Thakhek / Laos



Thakek is a small place in middle/south Laos at the banks of the Mekong River. Opposite to Thakhek lies Nakhon Phanom. Both places have a road connection via the '3rd Thai/Laotion Friendship Bridge' since late 2011.

Fountain Square

'Fountain Square in Thakhek' by Asienreisender

Thakhek's central square. Image by Asienreisender, 3/2010

Thakhek is the capital of Khammouane Province. It's a town with some remaining old colonial houses, but since it's pretty much booming, the dominant buildings are all of the ugly, contemporary style. Besides, the place has been bombed by French aircraft in the First Indochina War, and the area around the market place has been heavily damaged in that happening.

Colonial Housefronts

'Thakheks Colonial Houses' by Asienreisender

Part of Thakheks remaining colonial buildings. Image by Asienreisender, 2010

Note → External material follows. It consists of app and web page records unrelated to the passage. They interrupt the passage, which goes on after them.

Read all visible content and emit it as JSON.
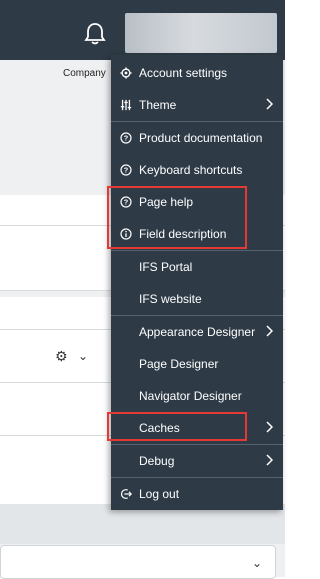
{
  "header": {
    "user": ""
  },
  "background": {
    "company_label": "Company"
  },
  "menu": {
    "items": [
      {
        "label": "Account settings",
        "icon": "gear-icon"
      },
      {
        "label": "Theme",
        "icon": "sliders-icon",
        "submenu": true
      },
      {
        "label": "Product documentation",
        "icon": "help-circle-icon"
      },
      {
        "label": "Keyboard shortcuts",
        "icon": "help-circle-icon"
      },
      {
        "label": "Page help",
        "icon": "help-circle-icon"
      },
      {
        "label": "Field description",
        "icon": "info-circle-icon"
      },
      {
        "label": "IFS Portal"
      },
      {
        "label": "IFS website"
      },
      {
        "label": "Appearance Designer",
        "submenu": true
      },
      {
        "label": "Page Designer"
      },
      {
        "label": "Navigator Designer"
      },
      {
        "label": "Caches",
        "submenu": true
      },
      {
        "label": "Debug",
        "submenu": true
      },
      {
        "label": "Log out",
        "icon": "logout-icon"
      }
    ]
  },
  "colors": {
    "menu_bg": "#2e3a46",
    "highlight": "#e53935"
  }
}
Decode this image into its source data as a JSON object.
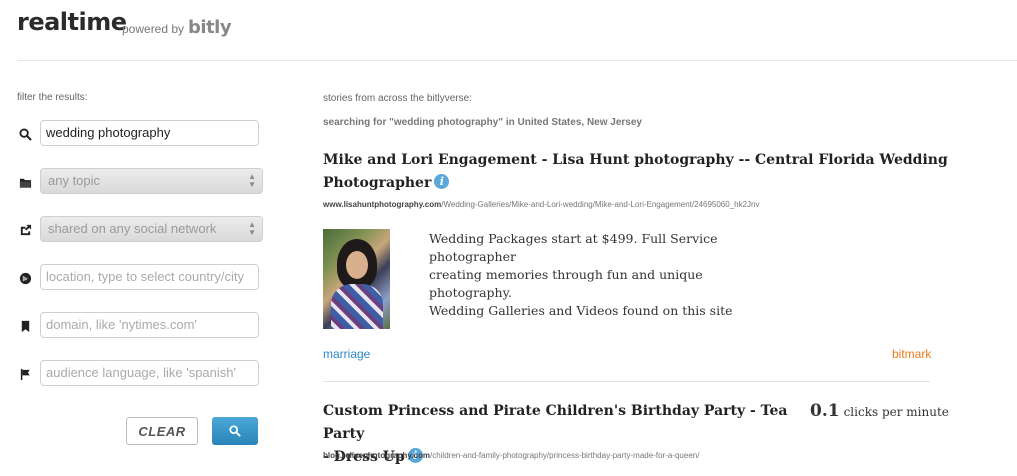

The place's history remains somewhat unclear; could have been an outpost of the Khmer empire, before that, maybe Funan, Chenla and the Champas played a role here. Modern Thakhek is a French invention from the years short before the Great War. Witness of that give the rotting colonial houses, particularly around the central square (fountain square). Insofar it has similarities with other places in former 'French Indochina', like Pakse and Kampot, but remains smaller than these.

There is practically not much to do here but to walk around (best on foot) and have a look for details. Along the river are many and ever more karaoke bars and restaurants who care for the horrible din without the primitives can not exist. All the places along the Mekong River in Laos nowadays seem to be brutally noisy.

One wonders why there is yet none of these decadent casinos in Thakhek, for the gambling-happy Thais who think to make money after consulting religious authorities and pleading for the help of supernatural forces.


'Karaoke Restaurant on the Mekong River at Thakhek' by Asienreisender

A din factory on the Mekong River, respectively a karaoke restaurant for drunken and drugged partyers. Image by Asienreisender, 2010

However, Thakhek is going to get touristic, respectively it is already by a not small degree. The upside of that is that it is possible to rent motorbikes here to explore the countryside around. On the other hand are the roads mostly in a bad state, means still widely unpaved, what makes them dusty in the dry season and slippery in the rainy season. You will either look like thoroughly powdered or like a swine. Dust masks help a little, but not much. Pothols prevent the drivers from speeding, but navigating the roads is therefore a challenge. Instead of enjoying the landscapes as best as possible, one's concentration is fixed on the blasted road to avoid the worst. The landscapes are magnificent, by the way - there are several mountain chains of limestone mountains of the kind one finds west of Vang Vieng, all aligned in north-south directions. It's also a problem that there is normally no insurance on the motorbikes and the owners keep the renter's passport as a deposit. In case of an accident the renter has to expect an extraordinarily high bill... Laotions are among those who love to drive like wild boars, and they love to drink before, when and after driving. And, of course, in any case of an accident a foreigner is the one who is generally blamed guilty.

Public transport is generally poor in Laos and the quality is usually slightly above cattle transport. The bus station for overland buses lies about 5km north of town - another organized nuisance to piss travellers off.

'Food Shop' bby Asienreisender

A foodshop in the morning. Live starts early in the day and people get early to bed as well. Image by Asienreisender, 2010

By the way: for those, who want to enter Thailand here, there is still a ferry service running, what is a much better solution to go to Nakhon Phanom than using the road connection over the new bridge, what would be a big detour. Except, of course, you arrive at Thakhek busstation and head directly to Thailand. Nakhon Phanom is much livelier than little Thakhek.

Be aware of that anything worth being visited in Laos is already being turned into a tourist trap. Laotions are not only dull, they are moreover greedy. If there is any cave in a landscape where once a foreigner paid a visit, someone from the neighbourhood will set up a ticket booth there and cash from now on at least 10,000 kip for entrance. For the use of many bridges, great or small, is also a toll to pay - particularly foreigners have to pay.

The province of Khammounane is among the areas where somewhat so bad, ugly, unhealthy and completely useless as tobacco is still produced in a larger scale. There are also many rivers, all of them tributaries of the Mekong River. Some of these rivers are falling victim to the notorious Laotian damming efforts (see also: 'Damming the Mekong'). The mountains get destroyed by international mining companies (Vietnam, Korea), who get easy concessions from the Laotian government if it only pays what back to the communist party leaders.

There is one of these notorious drug detention centers in Laos. Horrible stories about abusive and brutal treatments of captives come sometimes out.

In the French colonial time there was an attempt to connect Laos and Vietnam with a railroad line, but the plans were never carried out. Thakhek was planned to get a station.

The Annamite Mountain Range

'The Annamite Mountain Range' by Asienreisender

The landscapes east of Thakhek are minted by several mountain chains who run in north-south direction. Image by Asienreisender, Nakhon Phanom, 12/2015